Today’s surprise placed in her heart a weighty angst.
Did people attribute visions to the third eye? Army couldn’t remember, didn’t have the bandwidth in her gray matter to conclude. Whether it was her third, fourth, fifth, whichever eye, her aperture was tearing wide open, like it did in this same kitchen long ago.
Army was seeing Mary, a hunched and twisted form clutching herself at the elbows. She was rocking, penduluming on pounded earth, the dust of it plastering her sopping mouth. Mary’s robes were heavy with blood, such quantities they had sponged. She had been similarly gore-covered when she became a mother, only then, it had been her own and it had meant life. Now, with each squeeze of herself, Mary’s hands wetted anew, freshets of her baby’s death dribbling crimson across her wan skin. She’d held him so close at both moments, his hopeful entrance and his hopeless exit, inhaling that first sweet breath and the final dying exhale. They’d killed her child, hammered him to a tree with dull and rusty nails for the pleasure of vultures. Army was hearing Mary now, understanding in the uncanny way she had for thirty years, and she was mumbling about how Jesus hadn’t listened, how he never listened, wouldn’t, couldn’t, didn’t listen, how he never fucking listened.
Army joined her tears with Mary’s and wreathed their cries into agonizing harmony. She wept for her companion, for the pain no parent should suffer, and for the foolishness of children.
And then it stopped. The light outside hadn’t much changed and from her place on the floor, she could still see the angled tip of the envelope.
She reached out a tremulous hand and seized the string of draping twine. Army read and reread and read again.
They’re going to execute him. Please tell me what to do, Army.
She got up and saw Boaz sitting there, whimpering.
“Good boy.” She scratched the inside of his ear with an arthritic knuckle.
There, faithfulness. The fulcrum Army’s entire existence depended upon. It had done away with her husband, it had brought her boy to bloom, and it had inexplicably led her to Mary. She knew that Jesus was meant to be sacrificed but how could she in good conscience tell Mary that?
Certainly not as a mother and definitely not as her friend.
Army took her oat milk and banged it onto the writing desk, facing north. She pressed pen to paper too hard and caused black ink to burst. Her motions were emphatic, razored strokes. Army implored Mary to take her son and run, to fade into the nighttime wilderness.

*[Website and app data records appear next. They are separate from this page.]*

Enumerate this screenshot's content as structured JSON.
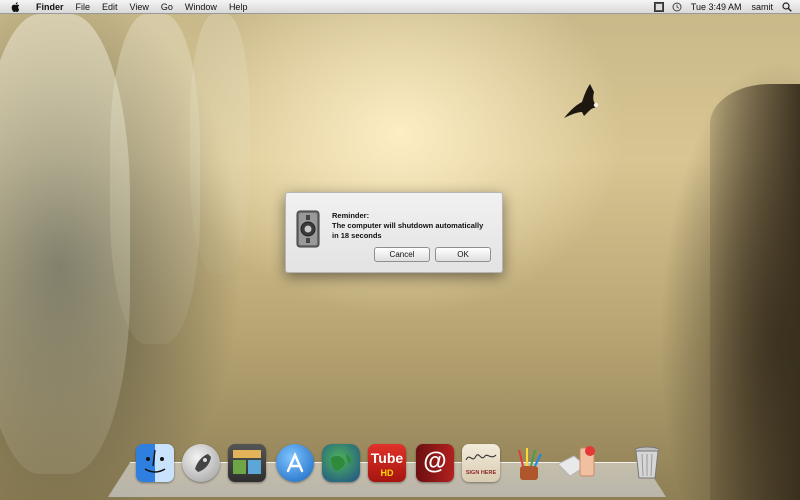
{
  "menubar": {
    "app_name": "Finder",
    "menus": [
      "File",
      "Edit",
      "View",
      "Go",
      "Window",
      "Help"
    ],
    "clock": "Tue 3:49 AM",
    "user": "samit",
    "icons": [
      "apple-icon",
      "display-icon",
      "time-machine-icon",
      "spotlight-icon"
    ]
  },
  "dialog": {
    "title": "Reminder:",
    "message": "The computer will shutdown automatically in 18 seconds",
    "cancel_label": "Cancel",
    "ok_label": "OK",
    "icon": "shutdown-app-icon"
  },
  "dock": {
    "items": [
      {
        "name": "finder",
        "icon": "finder-icon"
      },
      {
        "name": "launchpad",
        "icon": "launchpad-icon"
      },
      {
        "name": "photo-app",
        "icon": "photo-frame-icon"
      },
      {
        "name": "app-store",
        "icon": "app-store-icon"
      },
      {
        "name": "globe-app",
        "icon": "globe-icon"
      },
      {
        "name": "tube-hd",
        "icon": "tube-hd-icon",
        "text": "Tube",
        "sub": "HD"
      },
      {
        "name": "mail-app",
        "icon": "at-sign-icon",
        "text": "@"
      },
      {
        "name": "sign-here",
        "icon": "sign-here-icon",
        "text": "SIGN HERE"
      },
      {
        "name": "paint-app",
        "icon": "paint-brushes-icon"
      },
      {
        "name": "notes-app",
        "icon": "envelope-badge-icon"
      },
      {
        "name": "trash",
        "icon": "trash-icon"
      }
    ]
  },
  "colors": {
    "menubar_bg": "#e6e6e6",
    "dialog_bg": "#ececec",
    "wallpaper_light": "#e7d9ab",
    "wallpaper_dark": "#4a4430"
  }
}
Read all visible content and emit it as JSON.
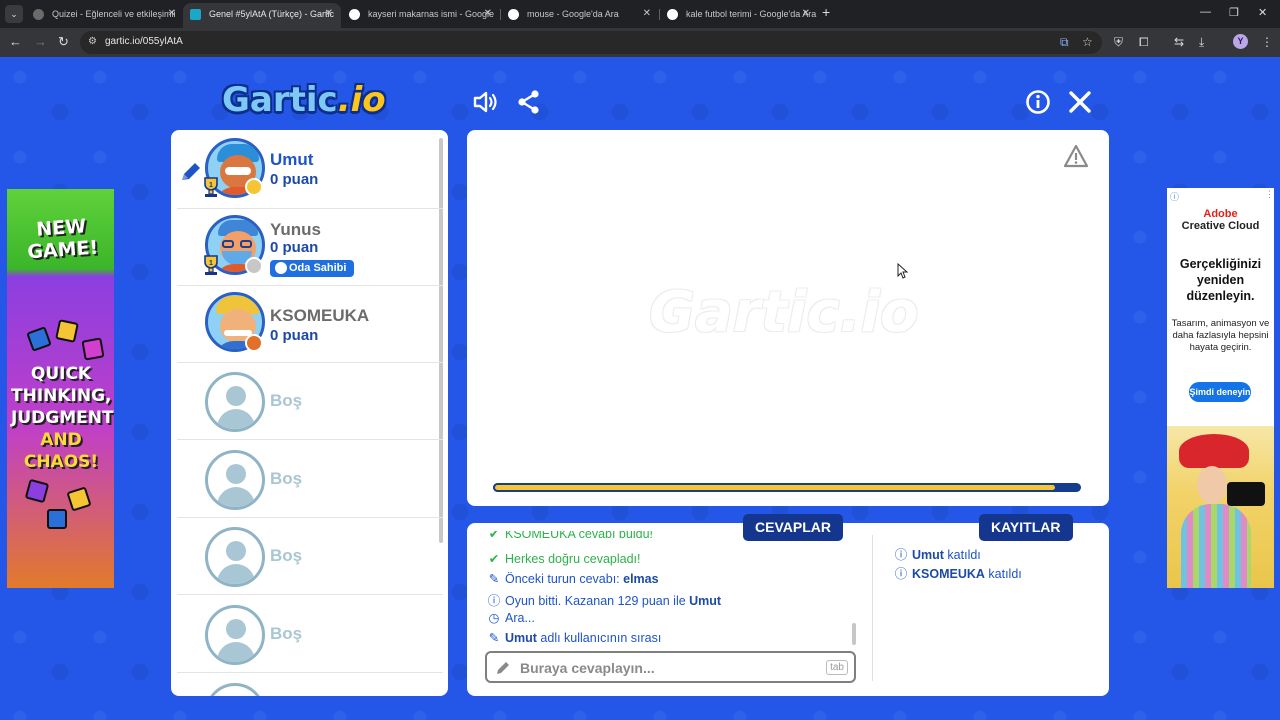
{
  "browser": {
    "tabs": [
      {
        "title": "Quizei - Eğlenceli ve etkileşimli",
        "active": false,
        "favicon_color": "#6b6b6b"
      },
      {
        "title": "Genel #5ylAtA (Türkçe) - Gartic",
        "active": true,
        "favicon_color": "#1aa7c8"
      },
      {
        "title": "kayseri makarnas ismi - Google",
        "active": false,
        "favicon_color": "#ffffff"
      },
      {
        "title": "mouse - Google'da Ara",
        "active": false,
        "favicon_color": "#ffffff"
      },
      {
        "title": "kale futbol terimi - Google'da Ara",
        "active": false,
        "favicon_color": "#ffffff"
      }
    ],
    "url": "gartic.io/055ylAtA"
  },
  "logo": {
    "main": "Gartic",
    "suffix": ".io"
  },
  "players": [
    {
      "name": "Umut",
      "score": "0 puan",
      "status_color": "#f5c534",
      "drawing": true,
      "owner": false,
      "trophy": true,
      "name_color": "#1e54c8",
      "skin": "#d9773f",
      "hat": "#2a8fd8"
    },
    {
      "name": "Yunus",
      "score": "0 puan",
      "status_color": "#c7c7c7",
      "drawing": false,
      "owner": true,
      "trophy": true,
      "name_color": "#6b6b6b",
      "skin": "#f2a067",
      "hat": "#3f86d8"
    },
    {
      "name": "KSOMEUKA",
      "score": "0 puan",
      "status_color": "#e0702a",
      "drawing": false,
      "owner": false,
      "trophy": false,
      "name_color": "#6b6b6b",
      "skin": "#f0b27a",
      "hat": "#f0c43a"
    }
  ],
  "owner_badge": "Oda Sahibi",
  "empty_slot_label": "Boş",
  "empty_slots": 4,
  "canvas": {
    "watermark": "Gartic.io",
    "timer_progress": 0.96
  },
  "answers": {
    "tab_label": "CEVAPLAR",
    "cut_message": "KSOMEUKA cevabı buldu!",
    "messages": [
      {
        "icon": "check",
        "text": "Herkes doğru cevapladı!",
        "style": "green",
        "bold": ""
      },
      {
        "icon": "pencil",
        "text": "Önceki turun cevabı: ",
        "style": "blue",
        "bold": "elmas",
        "after": ""
      },
      {
        "icon": "info",
        "text": "Oyun bitti. Kazanan 129 puan ile ",
        "style": "blue",
        "bold": "Umut",
        "after": ""
      },
      {
        "icon": "clock",
        "text": "Ara...",
        "style": "blue",
        "bold": ""
      },
      {
        "icon": "pencil",
        "text": "",
        "style": "blue",
        "bold": "Umut",
        "after": " adlı kullanıcının sırası"
      }
    ],
    "placeholder": "Buraya cevaplayın...",
    "tab_hint": "tab"
  },
  "logs": {
    "tab_label": "KAYITLAR",
    "messages": [
      {
        "name": "Umut",
        "text": " katıldı"
      },
      {
        "name": "KSOMEUKA",
        "text": " katıldı"
      }
    ]
  },
  "ads": {
    "left": {
      "title": "NEW GAME!",
      "line1": "QUICK",
      "line2": "THINKING,",
      "line3": "JUDGMENT",
      "line4": "AND",
      "line5": "CHAOS!"
    },
    "right": {
      "brand1": "Adobe",
      "brand2": "Creative Cloud",
      "headline": "Gerçekliğinizi yeniden düzenleyin.",
      "sub": "Tasarım, animasyon ve daha fazlasıyla hepsini hayata geçirin.",
      "cta": "Şimdi deneyin"
    }
  }
}
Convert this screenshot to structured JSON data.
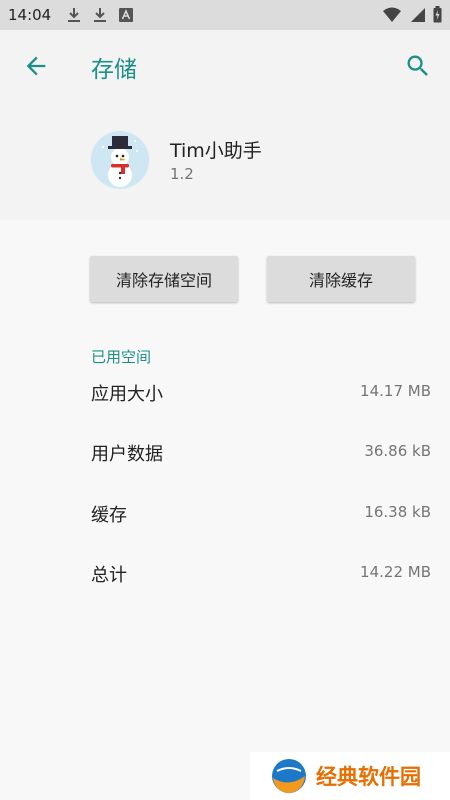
{
  "status_bar": {
    "time": "14:04",
    "notification_icons": [
      "download-icon",
      "download-icon",
      "a-icon"
    ],
    "system_icons": [
      "wifi-icon",
      "signal-icon",
      "battery-icon"
    ]
  },
  "header": {
    "title": "存储",
    "app": {
      "name": "Tim小助手",
      "version": "1.2"
    }
  },
  "actions": {
    "clear_storage_label": "清除存储空间",
    "clear_cache_label": "清除缓存"
  },
  "usage": {
    "section_title": "已用空间",
    "rows": [
      {
        "label": "应用大小",
        "value": "14.17 MB"
      },
      {
        "label": "用户数据",
        "value": "36.86 kB"
      },
      {
        "label": "缓存",
        "value": "16.38 kB"
      },
      {
        "label": "总计",
        "value": "14.22 MB"
      }
    ]
  },
  "watermark": {
    "text": "经典软件园"
  },
  "colors": {
    "accent": "#1b8f88",
    "header_bg": "#f3f3f3",
    "body_bg": "#f8f8f8",
    "button_bg": "#dcdcdc",
    "watermark": "#e76e00"
  }
}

She reminded Mary of her third cousin, the bounty hunter from Armenia who’d helped locate Jesus when he was studying abroad in Nepal. The man was resourceful and useful - contact him! Tell Jesus to wed Magdalene and give you grandchildren and just drop all that nonsense about God.
He was her son and no one else’s.

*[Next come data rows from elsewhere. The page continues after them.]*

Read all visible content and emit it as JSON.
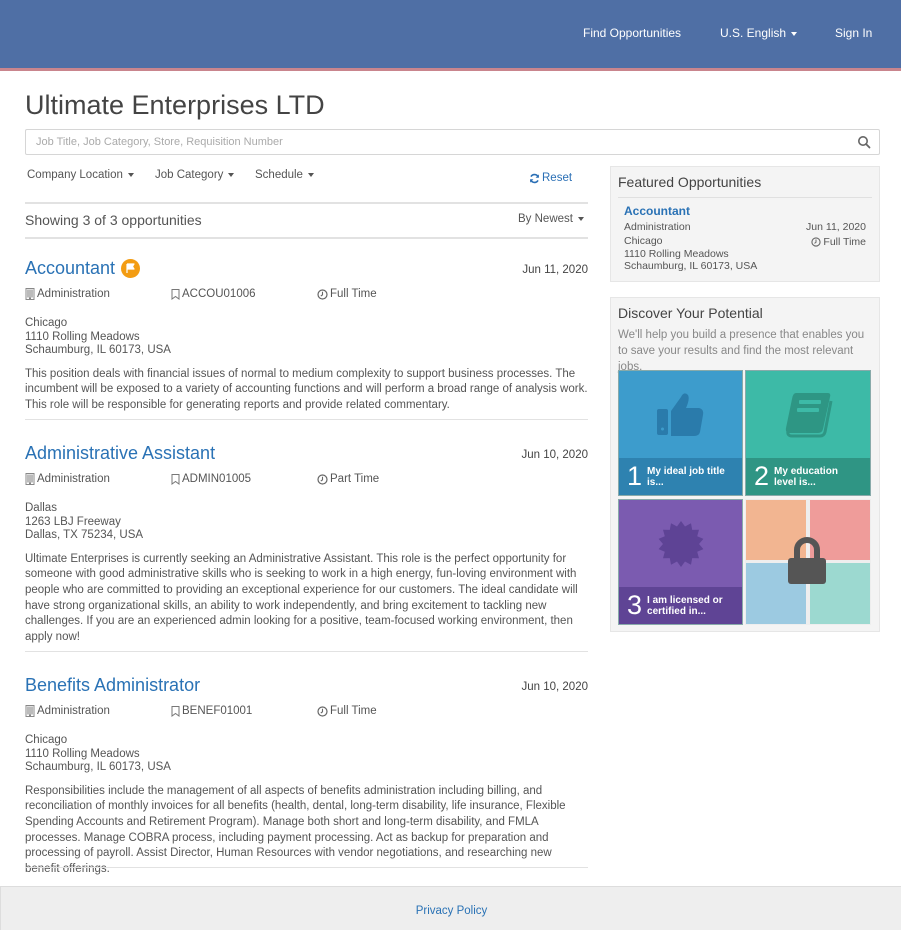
{
  "header": {
    "nav": [
      {
        "label": "Find Opportunities"
      },
      {
        "label": "U.S. English"
      },
      {
        "label": "Sign In"
      }
    ]
  },
  "page": {
    "title": "Ultimate Enterprises LTD",
    "search_placeholder": "Job Title, Job Category, Store, Requisition Number",
    "search_value": ""
  },
  "filters": {
    "items": [
      {
        "label": "Company Location"
      },
      {
        "label": "Job Category"
      },
      {
        "label": "Schedule"
      }
    ],
    "reset_label": "Reset"
  },
  "results": {
    "summary": "Showing 3 of 3 opportunities",
    "sort_label": "By Newest"
  },
  "jobs": [
    {
      "title": "Accountant",
      "featured": true,
      "date": "Jun 11, 2020",
      "category": "Administration",
      "requisition": "ACCOU01006",
      "schedule": "Full Time",
      "address": [
        "Chicago",
        "1110 Rolling Meadows",
        "Schaumburg, IL 60173, USA"
      ],
      "description": "This position deals with financial issues of normal to medium complexity to support business processes. The incumbent will be exposed to a variety of accounting functions and will perform a broad range of analysis work. This role will be responsible for generating reports and provide related commentary."
    },
    {
      "title": "Administrative Assistant",
      "featured": false,
      "date": "Jun 10, 2020",
      "category": "Administration",
      "requisition": "ADMIN01005",
      "schedule": "Part Time",
      "address": [
        "Dallas",
        "1263 LBJ Freeway",
        "Dallas, TX 75234, USA"
      ],
      "description": "Ultimate Enterprises is currently seeking an Administrative Assistant. This role is the perfect opportunity for someone with good administrative skills who is seeking to work in a high energy, fun-loving environment with people who are committed to providing an exceptional experience for our customers. The ideal candidate will have strong organizational skills, an ability to work independently, and bring excitement to tackling new challenges. If you are an experienced admin looking for a positive, team-focused working environment, then apply now!"
    },
    {
      "title": "Benefits Administrator",
      "featured": false,
      "date": "Jun 10, 2020",
      "category": "Administration",
      "requisition": "BENEF01001",
      "schedule": "Full Time",
      "address": [
        "Chicago",
        "1110 Rolling Meadows",
        "Schaumburg, IL 60173, USA"
      ],
      "description": "Responsibilities include the management of all aspects of benefits administration including billing, and reconciliation of monthly invoices for all benefits (health, dental, long-term disability, life insurance, Flexible Spending Accounts and Retirement Program). Manage both short and long-term disability, and FMLA processes. Manage COBRA process, including payment processing. Act as backup for preparation and processing of payroll. Assist Director, Human Resources with vendor negotiations, and researching new benefit offerings."
    }
  ],
  "featured": {
    "title": "Featured Opportunities",
    "item": {
      "title": "Accountant",
      "category": "Administration",
      "date": "Jun 11, 2020",
      "schedule": "Full Time",
      "address": [
        "Chicago",
        "1110 Rolling Meadows",
        "Schaumburg, IL 60173, USA"
      ]
    }
  },
  "discover": {
    "title": "Discover Your Potential",
    "text": "We'll help you build a presence that enables you to save your results and find the most relevant jobs.",
    "tiles": [
      {
        "number": "1",
        "label": "My ideal job title is...",
        "icon": "thumbs-up-icon"
      },
      {
        "number": "2",
        "label": "My education level is...",
        "icon": "book-icon"
      },
      {
        "number": "3",
        "label": "I am licensed or certified in...",
        "icon": "badge-icon"
      }
    ],
    "locked_icon": "lock-icon"
  },
  "footer": {
    "privacy_label": "Privacy Policy"
  },
  "colors": {
    "header": "#4f6fa5",
    "link": "#2a72b5",
    "featured_badge": "#f39c12",
    "tile1": "#3d9ccc",
    "tile2": "#3dbaa7",
    "tile3": "#7b5bb0"
  }
}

If Army took even a moment to proof her rant, she’d trash it for fear of perdition, so she stuffed it into an envelope and let it be. Army’s oatmilk had grown tepid, undrinkable.
Ofik had been right: Armenoohi was a heretic.

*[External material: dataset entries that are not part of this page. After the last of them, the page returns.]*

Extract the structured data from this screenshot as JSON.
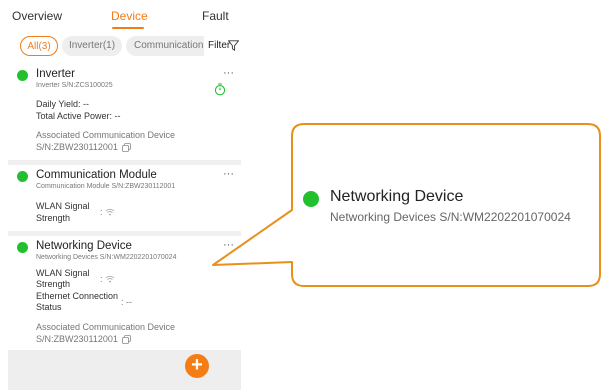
{
  "tabs": [
    {
      "label": "Overview"
    },
    {
      "label": "Device"
    },
    {
      "label": "Fault"
    }
  ],
  "active_tab": "Device",
  "filters": {
    "chips": [
      {
        "label": "All(3)"
      },
      {
        "label": "Inverter(1)"
      },
      {
        "label": "Communication M"
      }
    ],
    "filter_label": "Filter"
  },
  "devices": [
    {
      "name": "Inverter",
      "sn": "Inverter S/N:ZCS100025",
      "status_color": "#22c02e",
      "daily_yield": "Daily Yield: --",
      "total_active_power": "Total Active Power: --",
      "assoc_label": "Associated Communication Device",
      "assoc_sn": "S/N:ZBW230112001",
      "more": "···"
    },
    {
      "name": "Communication Module",
      "sn": "Communication Module S/N:ZBW230112001",
      "status_color": "#22c02e",
      "wlan_label_1": "WLAN Signal",
      "wlan_label_2": "Strength",
      "wlan_sep": ":",
      "more": "···"
    },
    {
      "name": "Networking Device",
      "sn": "Networking Devices S/N:WM2202201070024",
      "status_color": "#22c02e",
      "wlan_label_1": "WLAN Signal",
      "wlan_label_2": "Strength",
      "wlan_sep": ":",
      "eth_label_1": "Ethernet Connection",
      "eth_label_2": "Status",
      "eth_value": ": --",
      "assoc_label": "Associated Communication Device",
      "assoc_sn": "S/N:ZBW230112001",
      "more": "···"
    }
  ],
  "fab_label": "+",
  "callout": {
    "title": "Networking Device",
    "subtitle": "Networking Devices S/N:WM2202201070024",
    "border_color": "#e8901c",
    "dot_color": "#22c02e"
  },
  "colors": {
    "accent": "#f07d1a",
    "status_online": "#22c02e"
  }
}
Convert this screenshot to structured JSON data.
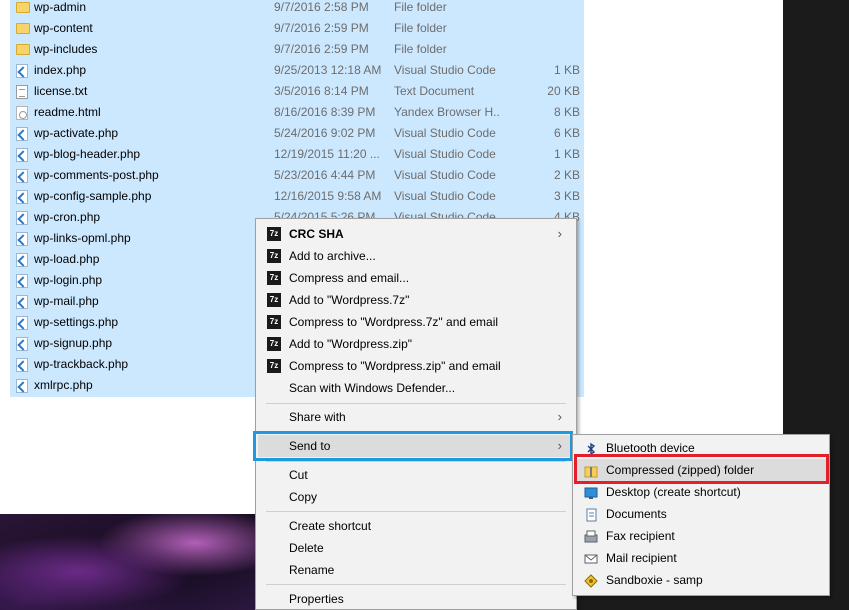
{
  "files": [
    {
      "name": "wp-admin",
      "date": "9/7/2016 2:58 PM",
      "type": "File folder",
      "size": "",
      "icon": "folder-icon"
    },
    {
      "name": "wp-content",
      "date": "9/7/2016 2:59 PM",
      "type": "File folder",
      "size": "",
      "icon": "folder-icon"
    },
    {
      "name": "wp-includes",
      "date": "9/7/2016 2:59 PM",
      "type": "File folder",
      "size": "",
      "icon": "folder-icon"
    },
    {
      "name": "index.php",
      "date": "9/25/2013 12:18 AM",
      "type": "Visual Studio Code",
      "size": "1 KB",
      "icon": "vscode-file-icon"
    },
    {
      "name": "license.txt",
      "date": "3/5/2016 8:14 PM",
      "type": "Text Document",
      "size": "20 KB",
      "icon": "text-file-icon"
    },
    {
      "name": "readme.html",
      "date": "8/16/2016 8:39 PM",
      "type": "Yandex Browser H...",
      "size": "8 KB",
      "icon": "html-file-icon"
    },
    {
      "name": "wp-activate.php",
      "date": "5/24/2016 9:02 PM",
      "type": "Visual Studio Code",
      "size": "6 KB",
      "icon": "vscode-file-icon"
    },
    {
      "name": "wp-blog-header.php",
      "date": "12/19/2015 11:20 ...",
      "type": "Visual Studio Code",
      "size": "1 KB",
      "icon": "vscode-file-icon"
    },
    {
      "name": "wp-comments-post.php",
      "date": "5/23/2016 4:44 PM",
      "type": "Visual Studio Code",
      "size": "2 KB",
      "icon": "vscode-file-icon"
    },
    {
      "name": "wp-config-sample.php",
      "date": "12/16/2015 9:58 AM",
      "type": "Visual Studio Code",
      "size": "3 KB",
      "icon": "vscode-file-icon"
    },
    {
      "name": "wp-cron.php",
      "date": "5/24/2015 5:26 PM",
      "type": "Visual Studio Code",
      "size": "4 KB",
      "icon": "vscode-file-icon"
    },
    {
      "name": "wp-links-opml.php",
      "date": "",
      "type": "",
      "size": "",
      "icon": "vscode-file-icon"
    },
    {
      "name": "wp-load.php",
      "date": "",
      "type": "",
      "size": "",
      "icon": "vscode-file-icon"
    },
    {
      "name": "wp-login.php",
      "date": "",
      "type": "",
      "size": "",
      "icon": "vscode-file-icon"
    },
    {
      "name": "wp-mail.php",
      "date": "",
      "type": "",
      "size": "",
      "icon": "vscode-file-icon"
    },
    {
      "name": "wp-settings.php",
      "date": "",
      "type": "",
      "size": "",
      "icon": "vscode-file-icon"
    },
    {
      "name": "wp-signup.php",
      "date": "",
      "type": "",
      "size": "",
      "icon": "vscode-file-icon"
    },
    {
      "name": "wp-trackback.php",
      "date": "",
      "type": "",
      "size": "",
      "icon": "vscode-file-icon"
    },
    {
      "name": "xmlrpc.php",
      "date": "",
      "type": "",
      "size": "",
      "icon": "vscode-file-icon"
    }
  ],
  "context_menu": {
    "crc_sha": "CRC SHA",
    "add_to_archive": "Add to archive...",
    "compress_and_email": "Compress and email...",
    "add_to_7z": "Add to \"Wordpress.7z\"",
    "compress_7z_email": "Compress to \"Wordpress.7z\" and email",
    "add_to_zip": "Add to \"Wordpress.zip\"",
    "compress_zip_email": "Compress to \"Wordpress.zip\" and email",
    "scan_defender": "Scan with Windows Defender...",
    "share_with": "Share with",
    "send_to": "Send to",
    "cut": "Cut",
    "copy": "Copy",
    "create_shortcut": "Create shortcut",
    "delete": "Delete",
    "rename": "Rename",
    "properties": "Properties",
    "sevenzip_icon_text": "7z"
  },
  "send_to_menu": {
    "bluetooth": "Bluetooth device",
    "compressed_folder": "Compressed (zipped) folder",
    "desktop": "Desktop (create shortcut)",
    "documents": "Documents",
    "fax": "Fax recipient",
    "mail": "Mail recipient",
    "sandboxie": "Sandboxie - samp"
  },
  "colors": {
    "selection": "#cce8ff",
    "send_to_highlight": "#1e9ae0",
    "zip_highlight": "#e3202a"
  }
}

No, nuts to that.
She was a mom.
Army dropped her letter in the nearest mailbox as she’d done so many times before, not with a stamp, but with a prayer. She hoped he would do the right thing and keep Mary’s heart intact, as any son should. But Army no longer had such faith.
She walked back home to Boaz under soft twilight.